November 27, 2014

More SAFE for Landowners/Pheasants in S.D.

South Dakota Farm Service Agency State Executive Director Craig Schaunaman says an additional 16,500 acres are now available in the state for wildlife habitat improvement incentives.

Schaunaman says state officials now have the ability to accept more applications to enroll more acres in South Dakota for farmers and ranchers interested in protecting local pheasants. In exchange for creating more grasslands and wetlands for these rural species, USDA will provide participating landowners with rental payments and help with expenses.

The opportunity comes from the State Acres for Wildlife Enhancement (SAFE) program, which is part of the Conservation Reserve Program.

Program participants establish long-term plant species to control soil erosion, improve water quality, or strengthen declining wildlife populations.
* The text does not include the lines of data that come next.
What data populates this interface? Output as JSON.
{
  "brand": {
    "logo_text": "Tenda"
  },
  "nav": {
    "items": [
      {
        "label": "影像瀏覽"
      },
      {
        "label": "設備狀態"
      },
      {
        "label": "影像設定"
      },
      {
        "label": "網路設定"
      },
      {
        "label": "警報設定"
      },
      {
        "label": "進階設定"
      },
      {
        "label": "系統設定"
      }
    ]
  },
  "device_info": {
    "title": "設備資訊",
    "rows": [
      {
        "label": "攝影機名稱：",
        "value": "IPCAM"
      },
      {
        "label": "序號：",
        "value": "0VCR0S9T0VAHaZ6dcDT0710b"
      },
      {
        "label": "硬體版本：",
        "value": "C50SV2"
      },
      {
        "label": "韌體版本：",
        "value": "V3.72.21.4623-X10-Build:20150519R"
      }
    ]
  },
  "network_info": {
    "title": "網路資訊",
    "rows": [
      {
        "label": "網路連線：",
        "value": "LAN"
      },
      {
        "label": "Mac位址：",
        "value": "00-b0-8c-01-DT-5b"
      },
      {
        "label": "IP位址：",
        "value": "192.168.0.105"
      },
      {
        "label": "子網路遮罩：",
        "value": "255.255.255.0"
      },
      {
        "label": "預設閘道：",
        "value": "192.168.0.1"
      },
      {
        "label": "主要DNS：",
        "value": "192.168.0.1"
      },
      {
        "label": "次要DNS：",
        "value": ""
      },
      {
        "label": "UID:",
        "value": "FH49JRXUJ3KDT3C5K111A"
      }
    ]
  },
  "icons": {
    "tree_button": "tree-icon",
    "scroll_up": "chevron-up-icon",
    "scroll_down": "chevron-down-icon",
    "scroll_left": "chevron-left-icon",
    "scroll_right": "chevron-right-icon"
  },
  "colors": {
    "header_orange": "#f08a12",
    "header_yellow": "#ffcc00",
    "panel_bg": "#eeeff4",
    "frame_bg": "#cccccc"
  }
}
In return, participants receive annual rental payments between 10 and 15 years.

The SAFE program allows state fish and wildlife agencies, non-profit organizations and other conservations partners to target the Conservation Reserve Program within distinct geographic areas to help wildlife. SAFE is limited to 1.35 million acres nationally, with 97 projects in 36 states and Puerto Rico.

Interested landowners can enroll acres in a designated wildlife project in their state at any time. Participants and land must meet certain eligibility requirements.


FCS of America CEO on Farmland Trends

With crop prices approaching multiyear lows, some folks believe the sprint higher in farmland values may have run its course.  Corn and soybean prices have been volatile and choppy following a tailspin to their lowest levels in five years on expectations for record yields and  hefty global supplies.  While commodity prices have an impact on farmland values, they’re not the only factor.  Many experts agree that whatever happens with interest rates in the near future will also help determine the likely path of farmland values.

We recently caught up with Doug Stark, President and CEO of Farm Credit Services of America, on the sidelines of Trade Talk in Kansas City…

Doug Stark






Doug Stark


Interest rates have been held in check for the past few years by a slumping overall economy.  With the national economy beginning to show signs of recovery, some pundits think a short-term rate hike is likely sometime next year.  Higher interest rates typically mean lower demand for farmland.  Earlier this month, the Federal Reserve Banks in Chicago and Kansas City reported that farmland values declined in those districts in the third quarter from the prior period, continuing a slowdown driven by back-to-back years of large U.S. corn and soybean crops and declining crop prices.


BNSF Addressing Safety in Casselton

North Dakota Governor Jack Dalrymple said he is pleased with actions taken by BNSF in response to the company’s comprehensive review and analysis of rail operations and infrastructure around Casselton following a November 13 train derailment, the second derailment in the area within the last year.

In a letter to Dalrymple and Casselton Mayor Lee Anderson, BNSF executive Vice President of Operations Gregory Fox listed several actions the company will take immediately to address rail safety in the area.

Following this month’s derailment, Dalrymple spoke with BNSF Railway Chairman and CEO Matt Rose, urging the state’s largest rail carrier to perform an exhaustive inspection of the track system around Casselton. The Governor suggested the company perform a complete analysis of rail track both east and west of Casselton and thoroughly inspect rail, base, ties, crossing areas and other infrastructure.

In the letter to Dalrymple and Anderson, BNSF provided an update on its progress to perform a “deep review and analysis of BNSF rail operations and infrastructure in the vicinity of Casselton.” The company outlined further steps it will take to ensure a safe operation and “provide additional confidence for the community that we are committed to their safety.”

Some of the actions BNSF is taking immediately to address rail safety in the Casselton area include Increasing the frequency for testing rail from five times per year to 12 per year.The railroad will also install equipment detectors on all routes leading into Casselton to flag issues before an incident occurs.